ITU-T is an international organisation that sets standards for telecommunication technology. Its G65x series are standards for single-mode cables worldwide. Among them, G652 fibers are the most commonly used. And G652D fiber is the latest subcategory of the specification.
What is G652D fiber, and how does it work?
G652D optical fiber has been in use for almost 30 years in optical communication. There are two types of optical fibers: single-mode and multi-mode. These modes in optical fibers refer to the pattern of light traveling inside them. G652D is a single-mode optical fiber; only one light pattern can travel inside it. It has been a favourite because of its backward compatibility. That makes it easier to splice them with earlier G652 fibers while repairing. The G652D fiber cable has a mode field diameter of 10.1 μm. The mode field diameter is the width of an optical fiber within which the signal travels. Further, G652D is a rigid optical fiber with a limited bend resistance, as shown below. The maximum bend radius for this optical fiber is 25 mm. Therefore, you usually use G652D fibers with a G657 a2 fiber for closed spaces.
Advantages of using G652D singlemode optical fiber
Advantages of the fiber optic cable are as follows:
- Polarisation Modal Dispersion (PMD) is when two polarisations of light travel at different speeds, causing the spreading of the signal. This spreading reduces the signal strength. The G652D fiber offers a higher PMD performance compared to G652C.

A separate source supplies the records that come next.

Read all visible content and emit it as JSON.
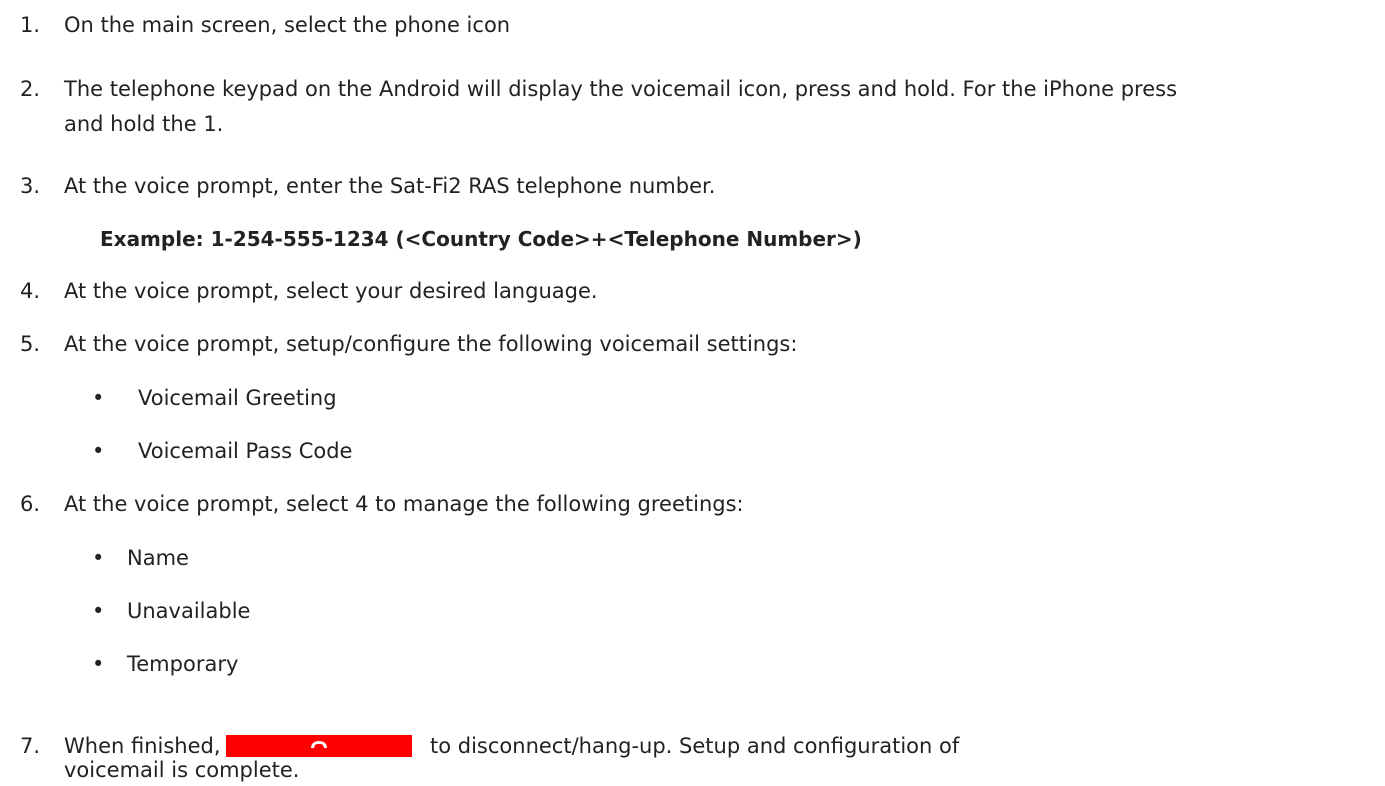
{
  "steps": [
    {
      "num": "1.",
      "text": "On the main screen, select the phone icon"
    },
    {
      "num": "2.",
      "text": "The telephone keypad on the Android will display the voicemail icon, press and hold. For the iPhone press",
      "text_cont": "and hold the 1."
    },
    {
      "num": "3.",
      "text": "At the voice prompt, enter the Sat-Fi2 RAS telephone number."
    },
    {
      "num": "4.",
      "text": "At the voice prompt, select your desired language."
    },
    {
      "num": "5.",
      "text": "At the voice prompt, setup/configure the following voicemail settings:"
    },
    {
      "num": "6.",
      "text": "At the voice prompt, select 4 to manage the following greetings:"
    },
    {
      "num": "7.",
      "text_before": "When finished, select",
      "text_after": "to disconnect/hang-up. Setup and configuration of",
      "text_cont": "voicemail is complete."
    }
  ],
  "example": "Example: 1-254-555-1234 (<Country Code>+<Telephone Number>)",
  "bullet_char": "•",
  "step5_bullets": [
    "Voicemail Greeting",
    "Voicemail Pass Code"
  ],
  "step6_bullets": [
    "Name",
    "Unavailable",
    "Temporary"
  ],
  "hangup_button": {
    "icon": "hang-up-phone-icon",
    "color": "#ff0000"
  }
}
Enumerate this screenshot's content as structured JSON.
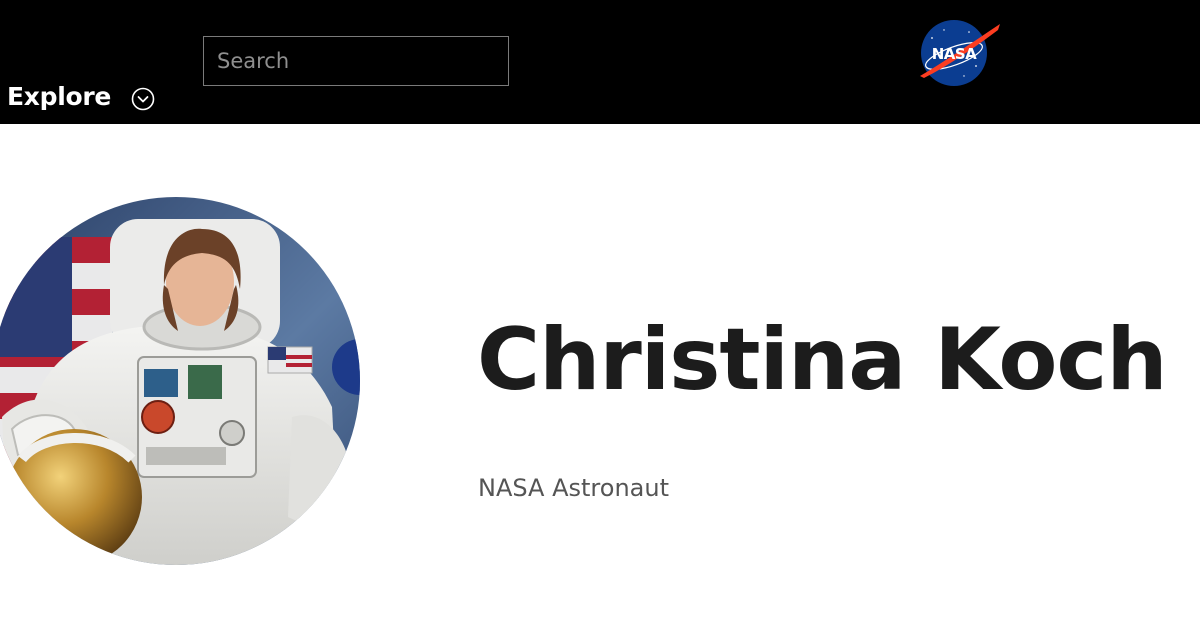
{
  "header": {
    "explore_label": "Explore",
    "explore_icon": "chevron-down-circle-icon",
    "search": {
      "placeholder": "Search",
      "value": ""
    },
    "logo": {
      "text": "NASA",
      "icon": "nasa-meatball-logo"
    },
    "background_color": "#000000"
  },
  "profile": {
    "name": "Christina Koch",
    "title": "NASA Astronaut",
    "photo": {
      "subject": "astronaut-portrait"
    }
  },
  "colors": {
    "name_text": "#1c1c1c",
    "title_text": "#555555",
    "nasa_blue": "#0b3d91",
    "nasa_red": "#fc3d21"
  }
}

- Water peaks are where the water molecules are present in the fiber. Due to these, these ions absorb the signal and reduce their strength. G652D has reduced water peak attenuation at 1383 nm.
- They support wavelengths from 1260 nm to 1625 nm, i.e., from O-band to L-band.
- They are excellent for short unamplified communication in metro networks.
The above graph shows the attenuation coefficients of G.652.
Application of G652D fibers
The advantages of optical fiber technology have offered many applications for G652D fibers.
ITU-T G652D single-mode fibers are primarily used in networking and communication. You can use the G652D fibers for both short- and long-range networking applications. For example, you can use these fibers for LAN, MAN, and access networks.
These G652D fibers have eliminated the water peak for the complete spectrum. Hence, you can use both 1310 nm and 1550 nm. Therefore, you can use these fibers for Coarse Wavelength Division Multiplexing (CWDM) transmissions.
G652D is compatible with both OS1 and OS2 constructions. So you can use these fibers for both indoors and outdoor optical cable networks.
You can also use G652D in the field of micro-optics that deal with the manufacturing and application of small optical components.
- What is the difference between G652 and G657?
- What is low water peak fiber?
- Why are ITU G652 conventional type fibers not used for 1550 nm?
- What is the difference between OS1 and OS2 fiber?
Both G652 and G657 fibers are popular choices for fiber-optic networks. However, G652 provides low attenuation for longer ranges (over 100 km). In addition, it is bend-sensitive: its bend radius can not be less than 25 mm for optimum performance. In contrast, G657 single-mode fiber optic cables are bend-intensitive. Their bend radius ranges 5-10 mm, depending on the subcategory. This low bend radius makes it ideal for short-range and high dense installation with reduced cost. G652 is suitable for LANs and MANs, while G657 fibers are best for Fiber-to-the-home (FTTH) networks.
During manufacturing, water molecules can enter the optical fiber. The regions where these water molecules exist are called water peak areas. These areas have -OH ions and they cause attenuation by absorbing the signals. Hence, you need to minimise water peak areas to reduce attenuation due to absorption by -OH ions. A low water peak fiber has a reduced water peak area. Therefore, these fibers have a lower loss due to attenuation than that inherent in Silica. For example, fiber optic cable G652D is a low-water-peak fiber.
The conventional ITU G652 fibers are single-mode fibers excellent for 1310 nm. You can also use them in 1550 nm. However, chromatic dispersion is very high when using these fibers in the 1550 nm region. This dispersion limits how much information the fiber network cable can carry at high bit rates. And the shift to 1550 nm specifically happened to fulfill the high bandwidth needs by using high bit rates. Therefore, ITU G652 conventional types of optic fiber cables are not suitable for 1550 nm.
OS1 and OS2 fiber optic cable types primarily differ in their construction. OS1 is tight-buffered, meaning manufactured into a solid medium; an OS2 fiber is not. OS2 uses a loose-tube structure. OS1 optical fibers are best for ranges under 2000m for in-premise networks. For large transmission distances, OS1 fiber optic cables are best. You can use them for capacities up to 10 kms. OS1 fiber cables are compatible with all G652 optical fiber subcategories, but OS2 optic cables are only compliant with G652D and G652C. Finally, OS2 is an outdoor cable, and OS1 is an indoor cable.